I have seen the sadly iconic still shot of Mr. George Floyd pinned mercilessly to the ground under the full weight of the white police officer who glowered at those recording him. I saw the picture, but I must confess that this is all that I have seen. I can’t push play. I can’t watch another white man in uniform heartlessly slaughter another defenseless black human as he pleads for his life. I can’t push play because I fear what it will unleash in me.
As a reasonable person I know that rage and the desire for revenge are rationale responses to the murder of an innocent life. To quote an African proverb, “The Ax forgets, but the tree remembers.” And I will not for a second shrink from this remembrance. I am a man and therefore I assert my right of existence, my right to liberty, and my right to self-actualization for this is what I am made to be and to do.
James Baldwin asserted that freedom is not something that anybody can be given; freedom is something people take. Let me be clear, I condemn in the strongest terms possible the acts of destruction and violence perpetrated by a minority of protesters. With the same breath, I associate myself with equal might to the sentiment that motivated the untoward behavior of the few because it differs only in praxis from the many.

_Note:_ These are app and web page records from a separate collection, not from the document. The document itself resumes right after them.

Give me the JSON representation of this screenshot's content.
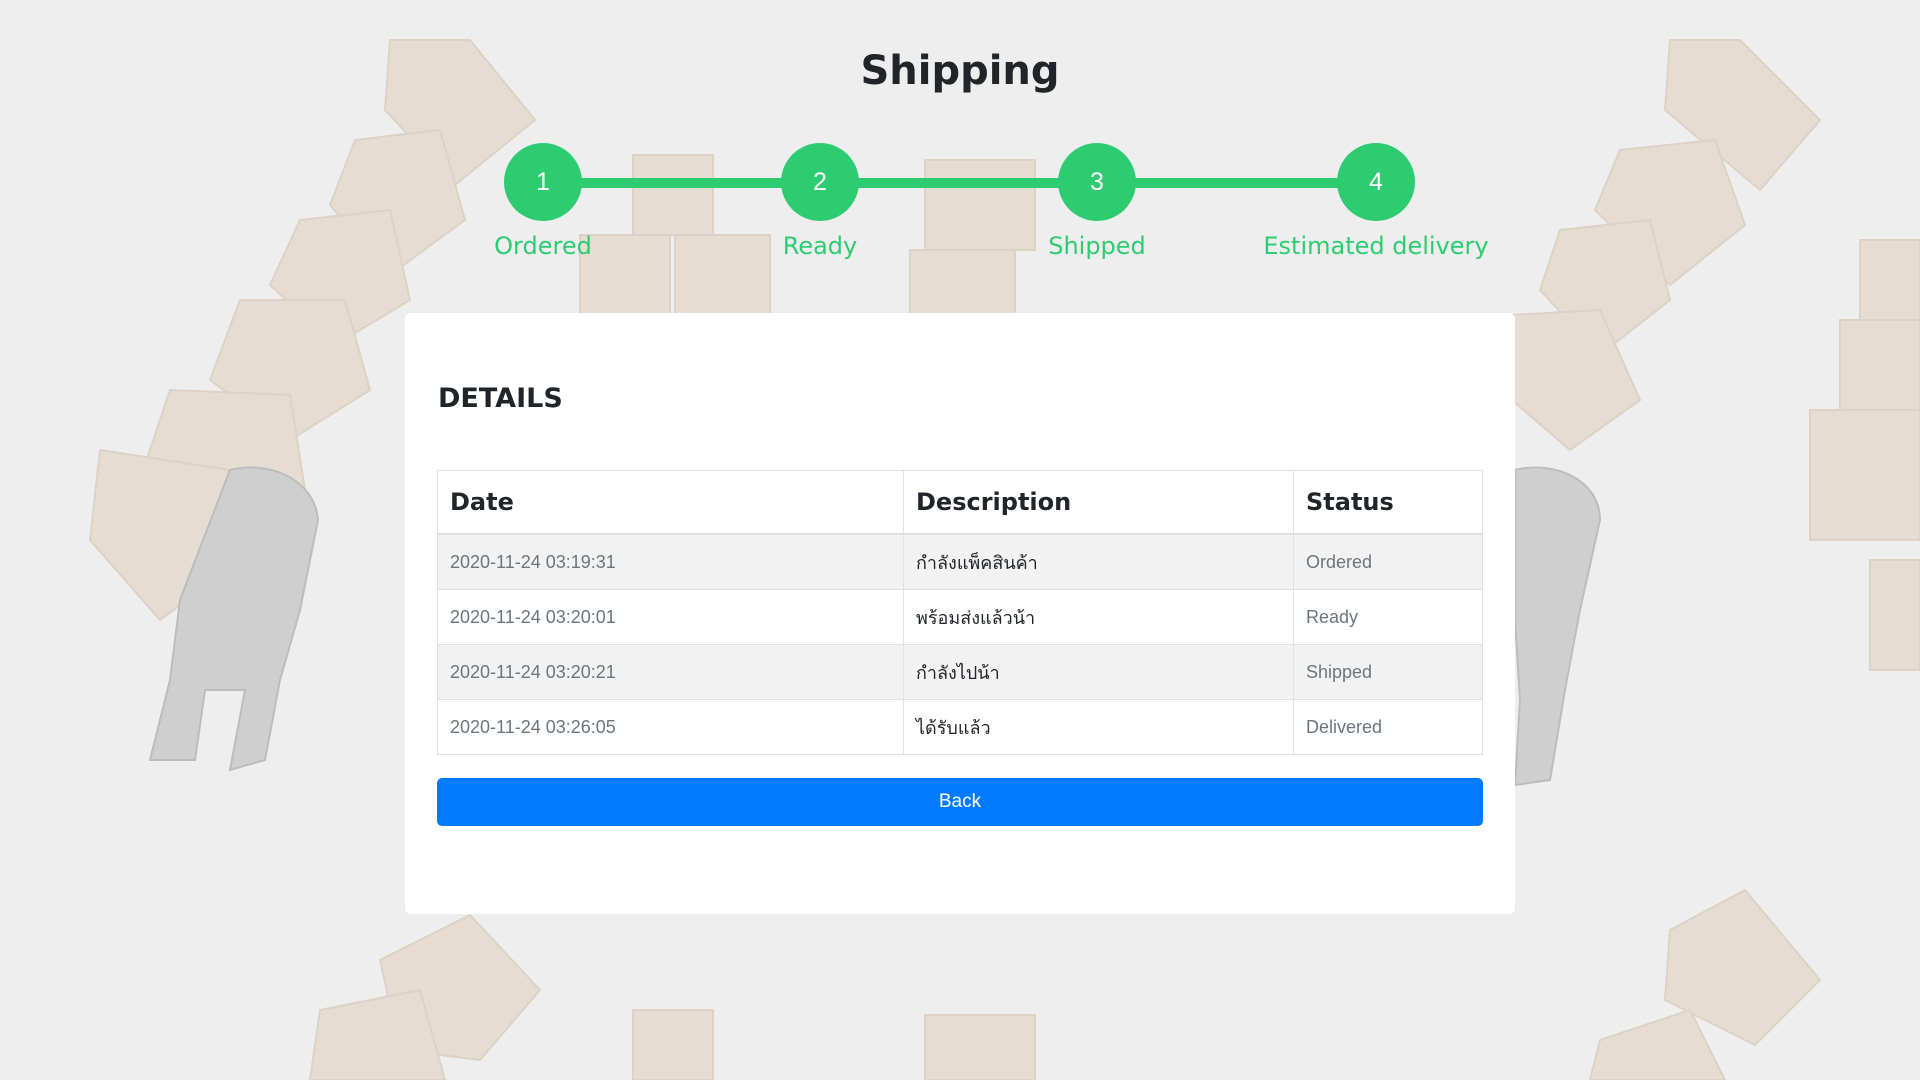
{
  "page": {
    "title": "Shipping"
  },
  "tracker": {
    "color": "#2ecc71",
    "steps": [
      {
        "number": "1",
        "label": "Ordered"
      },
      {
        "number": "2",
        "label": "Ready"
      },
      {
        "number": "3",
        "label": "Shipped"
      },
      {
        "number": "4",
        "label": "Estimated delivery"
      }
    ]
  },
  "details": {
    "heading": "DETAILS",
    "columns": [
      "Date",
      "Description",
      "Status"
    ],
    "rows": [
      {
        "date": "2020-11-24 03:19:31",
        "description": "กำลังแพ็คสินค้า",
        "status": "Ordered"
      },
      {
        "date": "2020-11-24 03:20:01",
        "description": "พร้อมส่งแล้วน้า",
        "status": "Ready"
      },
      {
        "date": "2020-11-24 03:20:21",
        "description": "กำลังไปน้า",
        "status": "Shipped"
      },
      {
        "date": "2020-11-24 03:26:05",
        "description": "ได้รับแล้ว",
        "status": "Delivered"
      }
    ],
    "back_label": "Back",
    "back_color": "#007bff"
  }
}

If Martin Luther King Jr. is right that a riot is the language of the unheard, then it is vital that America does not invite further rampage by being distracted by the method. We know that America has the ability to separate the method from the message. As we just witnessed weeks ago, state capitals were overrun and captured by thugs armed to the teeth with automatic weapons. These insurrectionists were permitted to threaten the government itself without mustering the U.S. military to enforce law and order. Meanwhile, the commander in chief, the one who swore an oath to preserve, protect, and defend the Constitution of the United States from enemies foreign and domestic, tweeted his endorsement of their sedition. If their message about reopening was heard without affirming their means, then this same practice is needed in this instance so that we can hear the cries of anguish and see the tears of torment of those of us whose unjust pain has lingered too long unseen and unheard.
While I assert my rights as a man, I am more. I am a Christian, and a Christian minister, which means that I cannot simply be motivated by my convictions or informed by historic figures and quotations. Ultimately, I am not my own, and I must defer my feelings to Jesus who is not simply my savior but is also my Lord.
What would Jesus do? Please do not dismiss this question as being too sophomoric or shallow because of its wide application. Actually, it dates back to 1886 from a series of sermons by a congregationalist minister named Charles Sheldon titled, “In his steps: What Would Jesus Do?” In each sermon he would present a moral dilemma and then conclude by raising the question of what Jesus would do.
So, what would Jesus do about George Floyd’s death as one in a succession of high-profile murders of African Americans stretching from the lynching trees of slavery to Emmett Till, to Trayvon Martin, Eric Garner, Ahmaud Arbery, and Breonna Taylor, and countless others? What would Jesus do about these murders happening in the middle of a global pandemic, and economic meltdown that were already disproportionately impacting black and brown people? What would Jesus say about the virus that attacks our bodies, the brutality of white violence that attacks our souls and bodies, the system of judicial and economic victimization that disproportionately destroys our lives. Sadly, even in the middle of a pandemic, are we still the strange fruit that hangs from the poisoned tree of America that is racist down to its roots?
What would Jesus have us to do and say? It is important that we base our answer from the Jesus of scripture rather than the Jesus scripted by our current culture of political correctness. The Jesus of the Bible has a way of pushing us past our comfort zones and helping us confront the hypocrisies within ourselves.
According to the sacred text, I believe Jesus would do at least three things:
1. Pray. If Jesus declares that my house shall be called a house of prayer for all people, then as the people of God we must allow prayer and its resultant power to define us. So. pray for the nation, pray for all governmental leaders, pray for those who properly seek to protect and serve, pray for those who protest that they may be filled with righteous anger without sin, and pray for the family of George Floyd and all others who have likewise fallen victim to white rage dressed in blue uniforms.
2. Engage. Engage in courageous conversations with those in your personal sphere of influence. Speak to colleagues and coworkers, classmates, and civic leaders. You need not be confrontational, but you cannot be afraid because of fear of confrontation.
3. Act. A group of 100 ministers from around the nation and I participated in a call led by CNN’s Van Jones, Rev. Al Sharpton, and Bishop T.D. Jakes. We are partnering with the Color of Change. We are encouraging people to text the word DEMANDS to 55156 to learn about more action steps that you can take to affect the issue of police brutality at the systemic level. Text the word FLOYD to 55156 to get updates on the case of Mr. George Floyd and action steps that you may take to ensure that his murderers are held to account.
Editor's Note: This article is not related to SojoAction.